## [Work instruction]
Please reproduce the data below exactly, from the first line to the last.

=== Section Start ===

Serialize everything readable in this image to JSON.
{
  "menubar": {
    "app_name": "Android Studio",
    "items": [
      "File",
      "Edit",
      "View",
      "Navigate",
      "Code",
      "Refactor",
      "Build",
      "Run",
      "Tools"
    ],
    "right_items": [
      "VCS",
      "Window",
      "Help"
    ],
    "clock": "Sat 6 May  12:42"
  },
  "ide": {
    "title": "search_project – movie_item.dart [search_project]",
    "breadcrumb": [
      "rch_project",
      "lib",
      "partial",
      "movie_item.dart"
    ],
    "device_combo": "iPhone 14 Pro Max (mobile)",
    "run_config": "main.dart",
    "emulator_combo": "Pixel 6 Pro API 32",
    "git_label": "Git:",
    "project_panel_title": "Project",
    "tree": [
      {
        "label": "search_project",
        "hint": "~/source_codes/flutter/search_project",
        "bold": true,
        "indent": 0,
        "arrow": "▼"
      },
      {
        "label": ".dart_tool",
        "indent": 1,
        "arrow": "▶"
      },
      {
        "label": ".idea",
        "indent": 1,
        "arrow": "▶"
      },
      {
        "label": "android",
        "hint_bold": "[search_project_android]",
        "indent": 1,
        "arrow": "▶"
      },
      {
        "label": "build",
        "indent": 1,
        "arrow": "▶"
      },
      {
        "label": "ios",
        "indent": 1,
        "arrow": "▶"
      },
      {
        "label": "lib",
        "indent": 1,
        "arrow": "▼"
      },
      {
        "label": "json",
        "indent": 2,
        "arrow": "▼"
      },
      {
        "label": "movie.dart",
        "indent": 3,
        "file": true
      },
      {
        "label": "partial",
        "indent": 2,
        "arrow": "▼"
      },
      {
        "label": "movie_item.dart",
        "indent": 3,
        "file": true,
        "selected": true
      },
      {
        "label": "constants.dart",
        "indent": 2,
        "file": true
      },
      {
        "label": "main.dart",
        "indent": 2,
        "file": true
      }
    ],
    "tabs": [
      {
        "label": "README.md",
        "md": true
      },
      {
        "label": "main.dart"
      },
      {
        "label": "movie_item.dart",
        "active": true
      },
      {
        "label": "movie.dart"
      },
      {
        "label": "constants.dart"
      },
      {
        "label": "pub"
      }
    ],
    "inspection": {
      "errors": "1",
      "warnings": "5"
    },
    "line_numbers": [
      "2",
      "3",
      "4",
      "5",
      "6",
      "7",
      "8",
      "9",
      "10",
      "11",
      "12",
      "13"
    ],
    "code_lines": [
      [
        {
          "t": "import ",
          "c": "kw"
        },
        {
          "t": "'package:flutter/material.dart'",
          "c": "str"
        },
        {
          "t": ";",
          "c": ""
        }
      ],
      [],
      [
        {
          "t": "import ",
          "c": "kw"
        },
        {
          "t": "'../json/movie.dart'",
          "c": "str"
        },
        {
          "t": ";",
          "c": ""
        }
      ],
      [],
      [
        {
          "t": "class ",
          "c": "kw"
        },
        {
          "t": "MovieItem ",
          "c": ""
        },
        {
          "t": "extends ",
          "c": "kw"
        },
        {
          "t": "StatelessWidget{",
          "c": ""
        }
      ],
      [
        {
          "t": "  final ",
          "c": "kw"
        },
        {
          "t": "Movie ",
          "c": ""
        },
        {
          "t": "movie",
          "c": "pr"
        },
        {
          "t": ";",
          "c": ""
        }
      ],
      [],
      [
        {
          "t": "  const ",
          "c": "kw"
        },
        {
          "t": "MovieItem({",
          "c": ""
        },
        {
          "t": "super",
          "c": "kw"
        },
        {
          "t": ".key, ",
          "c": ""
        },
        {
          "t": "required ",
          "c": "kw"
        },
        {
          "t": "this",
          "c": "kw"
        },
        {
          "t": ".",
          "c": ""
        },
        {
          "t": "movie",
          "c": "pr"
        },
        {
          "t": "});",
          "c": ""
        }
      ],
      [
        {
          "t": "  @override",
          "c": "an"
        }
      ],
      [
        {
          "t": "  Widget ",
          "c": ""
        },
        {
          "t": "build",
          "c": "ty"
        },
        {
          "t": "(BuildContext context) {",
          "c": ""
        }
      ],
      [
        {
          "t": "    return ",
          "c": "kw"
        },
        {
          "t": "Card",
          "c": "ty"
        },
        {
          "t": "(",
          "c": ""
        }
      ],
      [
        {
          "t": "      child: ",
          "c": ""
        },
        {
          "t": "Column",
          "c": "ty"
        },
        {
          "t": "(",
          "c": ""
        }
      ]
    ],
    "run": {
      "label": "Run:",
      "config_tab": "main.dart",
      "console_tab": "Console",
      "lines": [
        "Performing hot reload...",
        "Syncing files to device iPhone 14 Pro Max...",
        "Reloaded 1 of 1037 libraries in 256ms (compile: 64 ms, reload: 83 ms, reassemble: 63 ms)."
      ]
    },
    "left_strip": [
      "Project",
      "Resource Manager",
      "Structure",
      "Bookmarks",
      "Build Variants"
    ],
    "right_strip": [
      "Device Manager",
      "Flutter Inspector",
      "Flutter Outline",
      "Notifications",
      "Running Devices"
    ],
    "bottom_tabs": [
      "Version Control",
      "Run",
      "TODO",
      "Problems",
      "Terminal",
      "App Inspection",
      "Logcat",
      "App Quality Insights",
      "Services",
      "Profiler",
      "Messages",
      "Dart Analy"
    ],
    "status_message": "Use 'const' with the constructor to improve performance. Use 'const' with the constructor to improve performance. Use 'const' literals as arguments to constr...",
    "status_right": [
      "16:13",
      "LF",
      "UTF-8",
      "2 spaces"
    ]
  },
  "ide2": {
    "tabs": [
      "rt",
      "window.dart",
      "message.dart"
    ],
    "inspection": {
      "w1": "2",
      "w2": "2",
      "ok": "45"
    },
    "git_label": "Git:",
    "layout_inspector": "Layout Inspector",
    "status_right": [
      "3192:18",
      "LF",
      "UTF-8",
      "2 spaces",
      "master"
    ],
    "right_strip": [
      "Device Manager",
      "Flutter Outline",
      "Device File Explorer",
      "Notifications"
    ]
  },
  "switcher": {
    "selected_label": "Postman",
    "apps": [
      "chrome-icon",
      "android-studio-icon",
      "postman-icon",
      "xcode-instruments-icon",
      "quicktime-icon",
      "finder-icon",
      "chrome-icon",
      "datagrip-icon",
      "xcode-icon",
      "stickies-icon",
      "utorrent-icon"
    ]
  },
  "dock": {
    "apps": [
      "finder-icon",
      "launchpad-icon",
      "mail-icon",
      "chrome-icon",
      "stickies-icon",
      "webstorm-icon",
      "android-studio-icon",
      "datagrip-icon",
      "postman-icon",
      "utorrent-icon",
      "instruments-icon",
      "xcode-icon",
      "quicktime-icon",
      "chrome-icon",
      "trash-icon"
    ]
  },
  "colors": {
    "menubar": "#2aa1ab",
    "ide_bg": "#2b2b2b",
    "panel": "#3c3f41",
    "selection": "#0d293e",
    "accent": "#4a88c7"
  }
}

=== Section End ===

## [Answer to the problem]
Serialize everything readable in this image to JSON.
{
  "menubar": {
    "app_name": "Android Studio",
    "items": [
      "File",
      "Edit",
      "View",
      "Navigate",
      "Code",
      "Refactor",
      "Build",
      "Run",
      "Tools"
    ],
    "right_items": [
      "VCS",
      "Window",
      "Help"
    ],
    "clock": "Sat 6 May  12:42"
  },
  "ide": {
    "title": "search_project – movie_item.dart [search_project]",
    "breadcrumb": [
      "rch_project",
      "lib",
      "partial",
      "movie_item.dart"
    ],
    "device_combo": "iPhone 14 Pro Max (mobile)",
    "run_config": "main.dart",
    "emulator_combo": "Pixel 6 Pro API 32",
    "git_label": "Git:",
    "project_panel_title": "Project",
    "tree": [
      {
        "label": "search_project",
        "hint": "~/source_codes/flutter/search_project",
        "bold": true,
        "indent": 0,
        "arrow": "▼"
      },
      {
        "label": ".dart_tool",
        "indent": 1,
        "arrow": "▶"
      },
      {
        "label": ".idea",
        "indent": 1,
        "arrow": "▶"
      },
      {
        "label": "android",
        "hint_bold": "[search_project_android]",
        "indent": 1,
        "arrow": "▶"
      },
      {
        "label": "build",
        "indent": 1,
        "arrow": "▶"
      },
      {
        "label": "ios",
        "indent": 1,
        "arrow": "▶"
      },
      {
        "label": "lib",
        "indent": 1,
        "arrow": "▼"
      },
      {
        "label": "json",
        "indent": 2,
        "arrow": "▼"
      },
      {
        "label": "movie.dart",
        "indent": 3,
        "file": true
      },
      {
        "label": "partial",
        "indent": 2,
        "arrow": "▼"
      },
      {
        "label": "movie_item.dart",
        "indent": 3,
        "file": true,
        "selected": true
      },
      {
        "label": "constants.dart",
        "indent": 2,
        "file": true
      },
      {
        "label": "main.dart",
        "indent": 2,
        "file": true
      }
    ],
    "tabs": [
      {
        "label": "README.md",
        "md": true
      },
      {
        "label": "main.dart"
      },
      {
        "label": "movie_item.dart",
        "active": true
      },
      {
        "label": "movie.dart"
      },
      {
        "label": "constants.dart"
      },
      {
        "label": "pub"
      }
    ],
    "inspection": {
      "errors": "1",
      "warnings": "5"
    },
    "line_numbers": [
      "2",
      "3",
      "4",
      "5",
      "6",
      "7",
      "8",
      "9",
      "10",
      "11",
      "12",
      "13"
    ],
    "code_lines": [
      [
        {
          "t": "import ",
          "c": "kw"
        },
        {
          "t": "'package:flutter/material.dart'",
          "c": "str"
        },
        {
          "t": ";",
          "c": ""
        }
      ],
      [],
      [
        {
          "t": "import ",
          "c": "kw"
        },
        {
          "t": "'../json/movie.dart'",
          "c": "str"
        },
        {
          "t": ";",
          "c": ""
        }
      ],
      [],
      [
        {
          "t": "class ",
          "c": "kw"
        },
        {
          "t": "MovieItem ",
          "c": ""
        },
        {
          "t": "extends ",
          "c": "kw"
        },
        {
          "t": "StatelessWidget{",
          "c": ""
        }
      ],
      [
        {
          "t": "  final ",
          "c": "kw"
        },
        {
          "t": "Movie ",
          "c": ""
        },
        {
          "t": "movie",
          "c": "pr"
        },
        {
          "t": ";",
          "c": ""
        }
      ],
      [],
      [
        {
          "t": "  const ",
          "c": "kw"
        },
        {
          "t": "MovieItem({",
          "c": ""
        },
        {
          "t": "super",
          "c": "kw"
        },
        {
          "t": ".key, ",
          "c": ""
        },
        {
          "t": "required ",
          "c": "kw"
        },
        {
          "t": "this",
          "c": "kw"
        },
        {
          "t": ".",
          "c": ""
        },
        {
          "t": "movie",
          "c": "pr"
        },
        {
          "t": "});",
          "c": ""
        }
      ],
      [
        {
          "t": "  @override",
          "c": "an"
        }
      ],
      [
        {
          "t": "  Widget ",
          "c": ""
        },
        {
          "t": "build",
          "c": "ty"
        },
        {
          "t": "(BuildContext context) {",
          "c": ""
        }
      ],
      [
        {
          "t": "    return ",
          "c": "kw"
        },
        {
          "t": "Card",
          "c": "ty"
        },
        {
          "t": "(",
          "c": ""
        }
      ],
      [
        {
          "t": "      child: ",
          "c": ""
        },
        {
          "t": "Column",
          "c": "ty"
        },
        {
          "t": "(",
          "c": ""
        }
      ]
    ],
    "run": {
      "label": "Run:",
      "config_tab": "main.dart",
      "console_tab": "Console",
      "lines": [
        "Performing hot reload...",
        "Syncing files to device iPhone 14 Pro Max...",
        "Reloaded 1 of 1037 libraries in 256ms (compile: 64 ms, reload: 83 ms, reassemble: 63 ms)."
      ]
    },
    "left_strip": [
      "Project",
      "Resource Manager",
      "Structure",
      "Bookmarks",
      "Build Variants"
    ],
    "right_strip": [
      "Device Manager",
      "Flutter Inspector",
      "Flutter Outline",
      "Notifications",
      "Running Devices"
    ],
    "bottom_tabs": [
      "Version Control",
      "Run",
      "TODO",
      "Problems",
      "Terminal",
      "App Inspection",
      "Logcat",
      "App Quality Insights",
      "Services",
      "Profiler",
      "Messages",
      "Dart Analy"
    ],
    "status_message": "Use 'const' with the constructor to improve performance. Use 'const' with the constructor to improve performance. Use 'const' literals as arguments to constr...",
    "status_right": [
      "16:13",
      "LF",
      "UTF-8",
      "2 spaces"
    ]
  },
  "ide2": {
    "tabs": [
      "rt",
      "window.dart",
      "message.dart"
    ],
    "inspection": {
      "w1": "2",
      "w2": "2",
      "ok": "45"
    },
    "git_label": "Git:",
    "layout_inspector": "Layout Inspector",
    "status_right": [
      "3192:18",
      "LF",
      "UTF-8",
      "2 spaces",
      "master"
    ],
    "right_strip": [
      "Device Manager",
      "Flutter Outline",
      "Device File Explorer",
      "Notifications"
    ]
  },
  "switcher": {
    "selected_label": "Postman",
    "apps": [
      "chrome-icon",
      "android-studio-icon",
      "postman-icon",
      "xcode-instruments-icon",
      "quicktime-icon",
      "finder-icon",
      "chrome-icon",
      "datagrip-icon",
      "xcode-icon",
      "stickies-icon",
      "utorrent-icon"
    ]
  },
  "dock": {
    "apps": [
      "finder-icon",
      "launchpad-icon",
      "mail-icon",
      "chrome-icon",
      "stickies-icon",
      "webstorm-icon",
      "android-studio-icon",
      "datagrip-icon",
      "postman-icon",
      "utorrent-icon",
      "instruments-icon",
      "xcode-icon",
      "quicktime-icon",
      "chrome-icon",
      "trash-icon"
    ]
  },
  "colors": {
    "menubar": "#2aa1ab",
    "ide_bg": "#2b2b2b",
    "panel": "#3c3f41",
    "selection": "#0d293e",
    "accent": "#4a88c7"
  }
}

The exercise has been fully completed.